- _Exercise input_
○ ○ ○
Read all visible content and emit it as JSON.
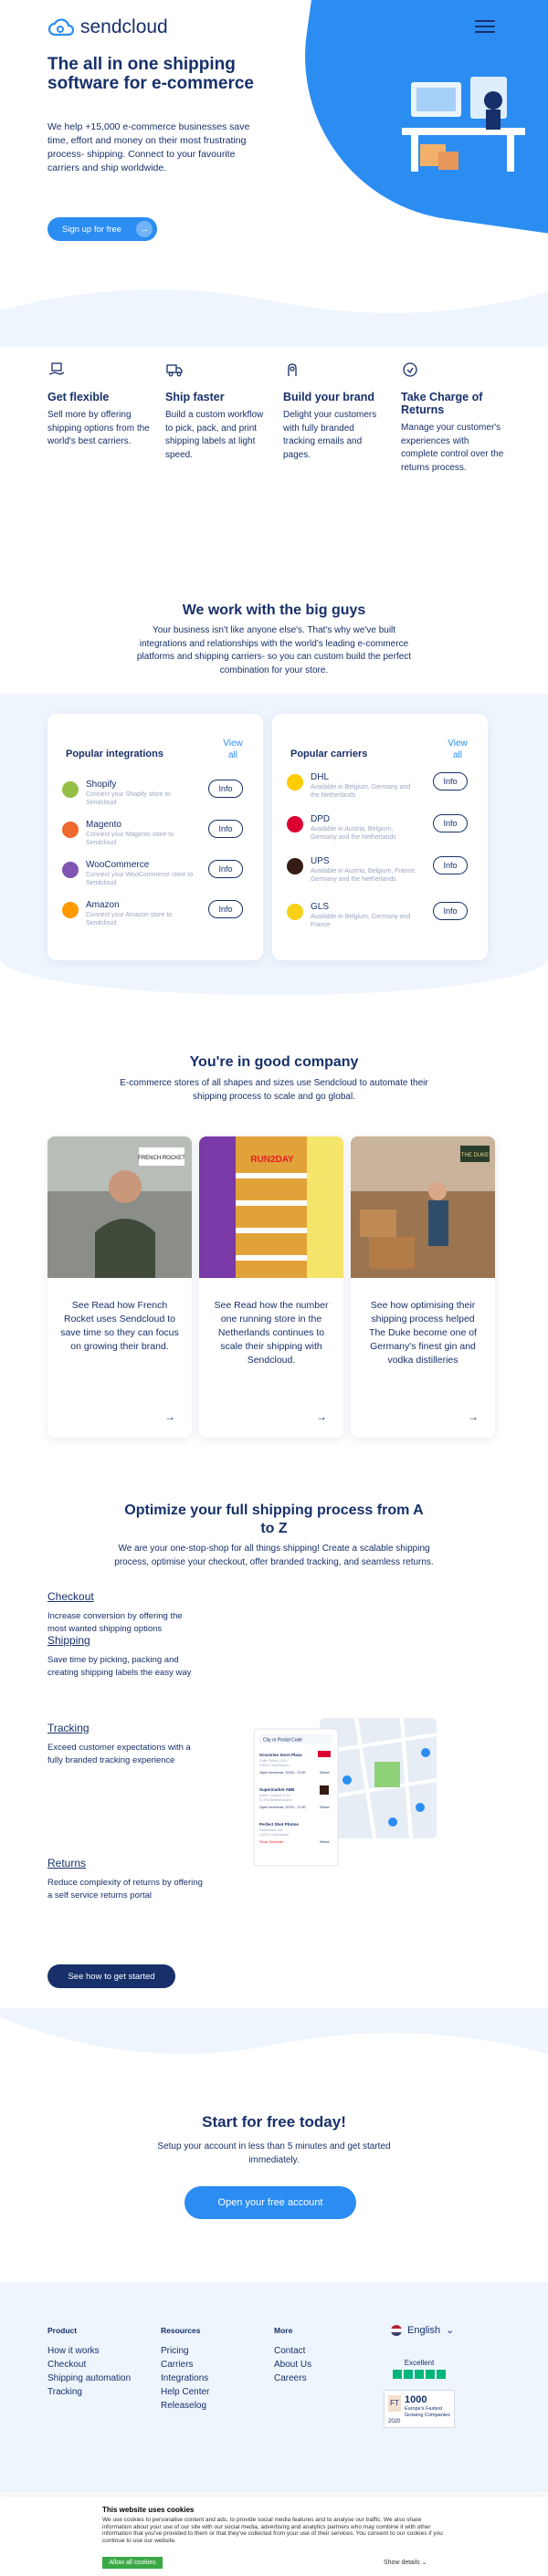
{
  "header": {
    "logo_text": "sendcloud",
    "title": "The all in one shipping software for e-commerce",
    "subtitle": "We help +15,000 e-commerce businesses save time, effort and money on their most frustrating process- shipping. Connect to your favourite carriers and ship worldwide.",
    "signup_label": "Sign up for free"
  },
  "features": [
    {
      "icon": "box-hand-icon",
      "title": "Get flexible",
      "text": "Sell more by offering shipping options from the world's best carriers."
    },
    {
      "icon": "truck-icon",
      "title": "Ship faster",
      "text": "Build a custom workflow to pick, pack, and print shipping labels at light speed."
    },
    {
      "icon": "brand-icon",
      "title": "Build your brand",
      "text": "Delight your customers with fully branded tracking emails and pages."
    },
    {
      "icon": "returns-icon",
      "title": "Take Charge of Returns",
      "text": "Manage your customer's experiences with complete control over the returns process."
    }
  ],
  "big_guys": {
    "title": "We work with the big guys",
    "text": "Your business isn't like anyone else's. That's why we've built integrations and relationships with the world's leading e-commerce platforms and shipping carriers- so you can custom build the perfect combination for your store."
  },
  "integrations": {
    "title": "Popular integrations",
    "view_all": "View all",
    "items": [
      {
        "name": "Shopify",
        "desc": "Connect your Shopify store to Sendcloud",
        "color": "#95bf47",
        "button": "Info"
      },
      {
        "name": "Magento",
        "desc": "Connect your Magento store to Sendcloud",
        "color": "#ee672f",
        "button": "Info"
      },
      {
        "name": "WooCommerce",
        "desc": "Connect your WooCommerce store to Sendcloud",
        "color": "#7f54b3",
        "button": "Info"
      },
      {
        "name": "Amazon",
        "desc": "Connect your Amazon store to Sendcloud",
        "color": "#ff9900",
        "button": "Info"
      }
    ]
  },
  "carriers": {
    "title": "Popular carriers",
    "view_all": "View all",
    "items": [
      {
        "name": "DHL",
        "desc": "Available in Belgium, Germany and the Netherlands",
        "color": "#ffcc00",
        "button": "Info"
      },
      {
        "name": "DPD",
        "desc": "Available in Austria, Belgium, Germany and the Netherlands",
        "color": "#dc0032",
        "button": "Info"
      },
      {
        "name": "UPS",
        "desc": "Available in Austria, Belgium, France, Germany and the Netherlands",
        "color": "#351c15",
        "button": "Info"
      },
      {
        "name": "GLS",
        "desc": "Available in Belgium, Germany and France",
        "color": "#f7d117",
        "button": "Info"
      }
    ]
  },
  "good_company": {
    "title": "You're in good company",
    "text": "E-commerce stores of all shapes and sizes use Sendcloud to automate their shipping process to scale and go global.",
    "stories": [
      {
        "text": "See Read how French Rocket uses Sendcloud to save time so they can focus on growing their brand.",
        "badge": "FRENCH ROCKET"
      },
      {
        "text": "See Read how the number one running store in the Netherlands continues to scale their shipping with Sendcloud.",
        "badge": "RUN2DAY"
      },
      {
        "text": "See how optimising their shipping process helped The Duke become one of Germany's finest gin and vodka distilleries",
        "badge": "THE DUKE"
      }
    ]
  },
  "optimize": {
    "title": "Optimize your full shipping process from A to Z",
    "text": "We are your one-stop-shop for all things shipping! Create a scalable shipping process, optimise your checkout, offer branded tracking, and seamless returns.",
    "items": [
      {
        "title": "Checkout",
        "text": "Increase conversion by offering the most wanted shipping options"
      },
      {
        "title": "Shipping",
        "text": "Save time by picking, packing and creating shipping labels the easy way"
      },
      {
        "title": "Tracking",
        "text": "Exceed customer expectations with a fully branded tracking experience"
      },
      {
        "title": "Returns",
        "text": "Reduce complexity of returns by offering a self service returns portal"
      }
    ],
    "button": "See how to get started",
    "mock": {
      "search": "City or Postal Code",
      "rows": [
        {
          "name": "Groceries Store Plaza",
          "line2": "Calle Fisher 1324",
          "line3": "31040 Lindenbaum",
          "meta": "Open tomorrow: 10:00 - 17:00",
          "link": "Select"
        },
        {
          "name": "Supermarket ABB",
          "line2": "Kailer Leopold 1175",
          "line3": "31794 Berlinshausen",
          "meta": "Open tomorrow: 10:00 - 17:00",
          "link": "Select"
        },
        {
          "name": "Perfect Shot Photos",
          "line2": "Kaiserdam 144",
          "line3": "11213 Lindenbaum",
          "meta": "Show Schedule",
          "link": "Select"
        }
      ]
    }
  },
  "cta": {
    "title": "Start for free today!",
    "text": "Setup your account in less than 5 minutes and get started immediately.",
    "button": "Open your free account"
  },
  "footer": {
    "columns": [
      {
        "title": "Product",
        "links": [
          "How it works",
          "Checkout",
          "Shipping automation",
          "Tracking"
        ]
      },
      {
        "title": "Resources",
        "links": [
          "Pricing",
          "Carriers",
          "Integrations",
          "Help Center",
          "Releaselog"
        ]
      },
      {
        "title": "More",
        "links": [
          "Contact",
          "About Us",
          "Careers"
        ]
      }
    ],
    "language": "English",
    "trustpilot": "Excellent",
    "ft_number": "1000",
    "ft_text": "Europe's Fastest Growing Companies",
    "ft_year": "2020",
    "ft_mark": "FT"
  },
  "cookie": {
    "title": "This website uses cookies",
    "text": "We use cookies to personalise content and ads, to provide social media features and to analyse our traffic. We also share information about your use of our site with our social media, advertising and analytics partners who may combine it with other information that you've provided to them or that they've collected from your use of their services. You consent to our cookies if you continue to use our website.",
    "allow": "Allow all cookies",
    "details": "Show details"
  },
  "colors": {
    "primary": "#2b8df2",
    "navy": "#17306a",
    "light_band": "#eef5fd"
  }
}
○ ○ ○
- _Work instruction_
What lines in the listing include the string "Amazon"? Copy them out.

- _Response to this task_
        "name": "Amazon",
        "desc": "Connect your Amazon store to Sendcloud",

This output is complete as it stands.